Gellatly contends that these statements are insufficient to support Maxwell's 1983 claim for several reasons. Gellatly argues that the POST letter does not show that he was the individual who informed POST that Maxwell was dismissed for conduct unbecoming an officer. We agree. There is nothing in the letter, which is the only evidence cited to support this claim, which indicates Gellatly was the source of the information. Accordingly, Maxwell has failed to meet his burden of pointing to evidence showing that Gellatly publicized the allegedly defamatory statement.
The same is not true with regard to the statements Gellatly allegedly made on television. Small's affidavit shows that Gellatly made allegedly false and stigmatizing statements about Maxwell, and there is no evidence that Maxwell was given any meaningful opportunity to clear his name.
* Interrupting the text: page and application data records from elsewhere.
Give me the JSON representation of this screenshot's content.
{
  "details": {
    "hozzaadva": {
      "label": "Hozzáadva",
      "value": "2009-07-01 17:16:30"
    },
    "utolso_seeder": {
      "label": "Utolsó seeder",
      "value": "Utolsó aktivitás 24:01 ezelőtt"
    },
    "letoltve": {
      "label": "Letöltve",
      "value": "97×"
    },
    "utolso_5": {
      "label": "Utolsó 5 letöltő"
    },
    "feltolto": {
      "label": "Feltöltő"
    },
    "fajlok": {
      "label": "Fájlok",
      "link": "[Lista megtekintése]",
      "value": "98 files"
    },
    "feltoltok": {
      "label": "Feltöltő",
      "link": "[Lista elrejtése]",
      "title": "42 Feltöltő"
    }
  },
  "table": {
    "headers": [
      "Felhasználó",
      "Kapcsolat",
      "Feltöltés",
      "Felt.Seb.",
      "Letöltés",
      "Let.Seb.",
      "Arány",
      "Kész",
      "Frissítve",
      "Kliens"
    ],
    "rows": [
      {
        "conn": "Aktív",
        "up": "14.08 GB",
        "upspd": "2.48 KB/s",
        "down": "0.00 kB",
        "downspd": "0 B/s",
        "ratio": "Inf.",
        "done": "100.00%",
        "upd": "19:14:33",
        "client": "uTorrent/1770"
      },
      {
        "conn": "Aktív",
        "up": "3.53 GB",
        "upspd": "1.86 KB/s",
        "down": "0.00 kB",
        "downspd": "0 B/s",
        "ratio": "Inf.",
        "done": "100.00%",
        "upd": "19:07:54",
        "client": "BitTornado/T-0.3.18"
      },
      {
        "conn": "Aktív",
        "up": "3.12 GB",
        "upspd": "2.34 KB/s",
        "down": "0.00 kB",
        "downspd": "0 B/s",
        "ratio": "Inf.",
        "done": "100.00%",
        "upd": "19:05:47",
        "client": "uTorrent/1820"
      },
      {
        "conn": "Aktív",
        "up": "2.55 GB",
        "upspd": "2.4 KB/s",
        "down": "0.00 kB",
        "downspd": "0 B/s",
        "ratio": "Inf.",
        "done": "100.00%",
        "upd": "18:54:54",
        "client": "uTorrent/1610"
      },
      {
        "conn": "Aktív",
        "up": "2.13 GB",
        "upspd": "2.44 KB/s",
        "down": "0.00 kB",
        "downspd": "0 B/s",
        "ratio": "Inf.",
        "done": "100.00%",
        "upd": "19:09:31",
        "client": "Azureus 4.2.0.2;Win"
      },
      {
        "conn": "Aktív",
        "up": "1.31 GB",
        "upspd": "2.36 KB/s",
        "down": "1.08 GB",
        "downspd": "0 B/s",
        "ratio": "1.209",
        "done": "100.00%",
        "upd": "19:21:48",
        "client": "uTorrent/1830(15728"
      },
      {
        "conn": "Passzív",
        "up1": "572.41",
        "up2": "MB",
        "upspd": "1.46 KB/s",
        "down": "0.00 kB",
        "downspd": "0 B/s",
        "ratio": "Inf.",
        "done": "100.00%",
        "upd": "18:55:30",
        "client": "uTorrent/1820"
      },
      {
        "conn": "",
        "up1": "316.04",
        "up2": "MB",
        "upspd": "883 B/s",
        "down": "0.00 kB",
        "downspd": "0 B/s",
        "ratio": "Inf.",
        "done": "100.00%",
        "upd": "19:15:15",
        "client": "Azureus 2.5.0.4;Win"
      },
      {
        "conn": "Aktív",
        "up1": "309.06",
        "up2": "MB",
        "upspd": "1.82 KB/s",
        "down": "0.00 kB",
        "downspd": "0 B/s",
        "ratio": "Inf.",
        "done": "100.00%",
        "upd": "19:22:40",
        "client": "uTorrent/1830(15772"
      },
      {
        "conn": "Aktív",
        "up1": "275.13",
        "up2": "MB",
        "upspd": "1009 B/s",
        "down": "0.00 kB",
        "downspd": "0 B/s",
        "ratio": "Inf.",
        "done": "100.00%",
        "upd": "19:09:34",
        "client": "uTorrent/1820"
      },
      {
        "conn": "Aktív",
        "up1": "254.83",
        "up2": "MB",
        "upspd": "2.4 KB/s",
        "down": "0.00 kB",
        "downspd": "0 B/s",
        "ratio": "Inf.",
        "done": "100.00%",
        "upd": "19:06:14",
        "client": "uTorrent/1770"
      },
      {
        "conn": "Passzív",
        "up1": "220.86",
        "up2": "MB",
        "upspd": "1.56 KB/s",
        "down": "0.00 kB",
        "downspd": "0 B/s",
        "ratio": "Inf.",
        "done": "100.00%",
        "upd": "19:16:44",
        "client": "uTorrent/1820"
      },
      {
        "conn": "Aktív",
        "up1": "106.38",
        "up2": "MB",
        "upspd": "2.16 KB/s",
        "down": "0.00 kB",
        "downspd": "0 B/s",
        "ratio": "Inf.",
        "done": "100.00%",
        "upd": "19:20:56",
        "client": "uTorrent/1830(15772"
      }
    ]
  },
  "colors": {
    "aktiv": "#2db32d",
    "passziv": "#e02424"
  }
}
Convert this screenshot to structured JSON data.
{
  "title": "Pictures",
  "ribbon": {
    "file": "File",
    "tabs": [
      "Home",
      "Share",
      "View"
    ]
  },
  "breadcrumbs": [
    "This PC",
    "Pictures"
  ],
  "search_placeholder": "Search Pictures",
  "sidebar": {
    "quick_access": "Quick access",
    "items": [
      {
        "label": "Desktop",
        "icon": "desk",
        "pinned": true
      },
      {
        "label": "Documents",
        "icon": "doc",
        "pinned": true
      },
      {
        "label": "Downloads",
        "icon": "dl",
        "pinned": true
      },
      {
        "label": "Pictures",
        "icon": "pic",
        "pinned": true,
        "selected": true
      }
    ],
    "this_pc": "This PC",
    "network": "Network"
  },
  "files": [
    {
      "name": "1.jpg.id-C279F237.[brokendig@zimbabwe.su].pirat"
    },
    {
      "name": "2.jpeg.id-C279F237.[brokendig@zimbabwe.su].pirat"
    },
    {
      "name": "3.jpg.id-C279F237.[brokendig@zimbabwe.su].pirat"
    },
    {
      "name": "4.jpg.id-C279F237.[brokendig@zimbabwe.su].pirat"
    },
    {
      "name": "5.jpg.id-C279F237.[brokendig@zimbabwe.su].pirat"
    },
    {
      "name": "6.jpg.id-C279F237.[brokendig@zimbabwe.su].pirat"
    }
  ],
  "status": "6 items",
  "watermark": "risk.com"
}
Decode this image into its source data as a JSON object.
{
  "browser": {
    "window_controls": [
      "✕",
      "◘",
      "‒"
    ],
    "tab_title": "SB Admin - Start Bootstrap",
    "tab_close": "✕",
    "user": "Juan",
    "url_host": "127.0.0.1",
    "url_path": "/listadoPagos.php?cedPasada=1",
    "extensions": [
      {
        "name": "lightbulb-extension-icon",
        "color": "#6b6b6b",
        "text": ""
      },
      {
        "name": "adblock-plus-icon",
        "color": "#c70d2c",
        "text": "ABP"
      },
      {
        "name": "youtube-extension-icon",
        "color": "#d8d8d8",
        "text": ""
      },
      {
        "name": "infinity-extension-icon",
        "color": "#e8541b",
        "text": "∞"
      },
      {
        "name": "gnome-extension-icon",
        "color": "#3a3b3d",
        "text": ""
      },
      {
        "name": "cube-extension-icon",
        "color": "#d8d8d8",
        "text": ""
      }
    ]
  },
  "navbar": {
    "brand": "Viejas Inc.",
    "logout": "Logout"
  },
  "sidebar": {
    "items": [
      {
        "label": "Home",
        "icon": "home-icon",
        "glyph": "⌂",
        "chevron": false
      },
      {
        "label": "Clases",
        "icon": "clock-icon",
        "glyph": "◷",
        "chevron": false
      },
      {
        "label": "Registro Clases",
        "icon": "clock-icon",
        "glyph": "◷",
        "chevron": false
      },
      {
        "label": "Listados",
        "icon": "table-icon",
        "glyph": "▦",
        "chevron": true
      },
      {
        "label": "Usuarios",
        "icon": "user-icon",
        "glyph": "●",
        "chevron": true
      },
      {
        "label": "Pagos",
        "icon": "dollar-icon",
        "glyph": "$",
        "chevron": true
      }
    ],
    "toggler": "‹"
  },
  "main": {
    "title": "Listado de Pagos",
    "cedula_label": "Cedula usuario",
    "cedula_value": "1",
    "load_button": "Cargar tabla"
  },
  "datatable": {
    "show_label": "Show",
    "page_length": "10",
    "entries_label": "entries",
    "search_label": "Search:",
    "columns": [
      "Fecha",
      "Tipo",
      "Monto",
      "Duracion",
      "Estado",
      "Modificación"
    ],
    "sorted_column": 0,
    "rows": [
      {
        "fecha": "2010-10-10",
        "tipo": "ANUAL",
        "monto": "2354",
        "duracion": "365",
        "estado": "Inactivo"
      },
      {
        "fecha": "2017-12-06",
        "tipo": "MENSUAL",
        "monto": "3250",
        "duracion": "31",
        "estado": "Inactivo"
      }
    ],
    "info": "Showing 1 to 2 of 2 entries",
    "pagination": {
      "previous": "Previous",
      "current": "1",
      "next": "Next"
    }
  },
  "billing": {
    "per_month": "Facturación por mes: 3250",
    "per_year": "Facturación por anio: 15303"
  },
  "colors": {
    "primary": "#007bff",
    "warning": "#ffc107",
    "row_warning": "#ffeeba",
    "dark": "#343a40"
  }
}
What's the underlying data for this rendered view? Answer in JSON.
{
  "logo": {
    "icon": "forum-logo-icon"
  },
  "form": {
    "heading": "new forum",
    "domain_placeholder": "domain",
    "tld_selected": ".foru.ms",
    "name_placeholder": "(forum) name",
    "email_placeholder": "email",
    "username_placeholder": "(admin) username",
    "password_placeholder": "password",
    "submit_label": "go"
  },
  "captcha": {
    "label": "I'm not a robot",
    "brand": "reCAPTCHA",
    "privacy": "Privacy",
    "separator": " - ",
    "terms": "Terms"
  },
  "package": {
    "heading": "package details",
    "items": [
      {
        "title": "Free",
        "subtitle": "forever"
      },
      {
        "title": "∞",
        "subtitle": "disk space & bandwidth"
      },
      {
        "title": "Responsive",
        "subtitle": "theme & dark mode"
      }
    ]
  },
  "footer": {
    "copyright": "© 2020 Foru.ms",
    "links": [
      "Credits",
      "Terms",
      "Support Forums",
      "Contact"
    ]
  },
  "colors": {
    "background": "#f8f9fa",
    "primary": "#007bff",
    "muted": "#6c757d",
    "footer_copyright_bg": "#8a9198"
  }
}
Although the record shows that Maxwell was entitled to post-deprivation appeals concerning his employment termination, there is no evidence showing he could have pursued these appeals after Gellatly's televised statements. Moreover, considering the fact that the statements were televised, it is unclear whether such appeals could have provided a meaningful opportunity" for name clearing.
Gellatly's contention that the statements did not attend Maxwell's discharge is also without merit. Viewing Small's affidavit in a light most favorable to Maxwell, we find it shows the statements were made during media coverage of the termination. Gellatly has cited no authority showing such statements cannot be considered attendant to the termination, and we believe that the issue of whether the statements actually attended Maxwell's termination is properly left for the jury or factfinder to decide. Although Gellatly also argues that Maxwell has presented no evidence that the statements hampered his ability to secure employment, neither Duck nor Buxton requires that as an element of the cause of action, and Gellatly has cited no authority to the contrary.
Finally, we note that although Gellatly argued below that he was entitled to qualified immunity against Maxwell's 1983 wrongful discharge claim, he made no such argument below concerning Maxwell's 1983 claim that he was wrongfully deprived of his liberty interest. Accordingly, although Gellatly argues on appeal that he is entitled to immunity on this claim, "[a]s grounds which may be considered on appeal are limited to those which were urged before the trial court, we will not review this issue." (Citations and punctuation omitted.) Kannady v. State Farm &c. Ins. Co., 214 Ga. App. 492
, 495 (5) (448 SE2d 374
Case No. A97A0317
4. Gellatly asserts that the trial court erred in denying him summary judgment on Maxwell's state law defamation claim because (1) his statements constituted expressions of opinion, (2) Maxwell was a public official and has failed to establish actual malice, and (3) Gellatly is protected by official immunity. The record shows, however, that although Gellatly moved for summary judgment on Maxwell's defamation claim, the motion was based solely on the argument that the claim was barred by the statute of limitation. Because Gellatly did not move for summary judgment on these grounds below, we will not consider them on appeal. Id.
Wiseman, Blackburn & Futrell, James B. Blackburn, Abda L. Quillian, for Mayor & Aldermen of the City of Savannah.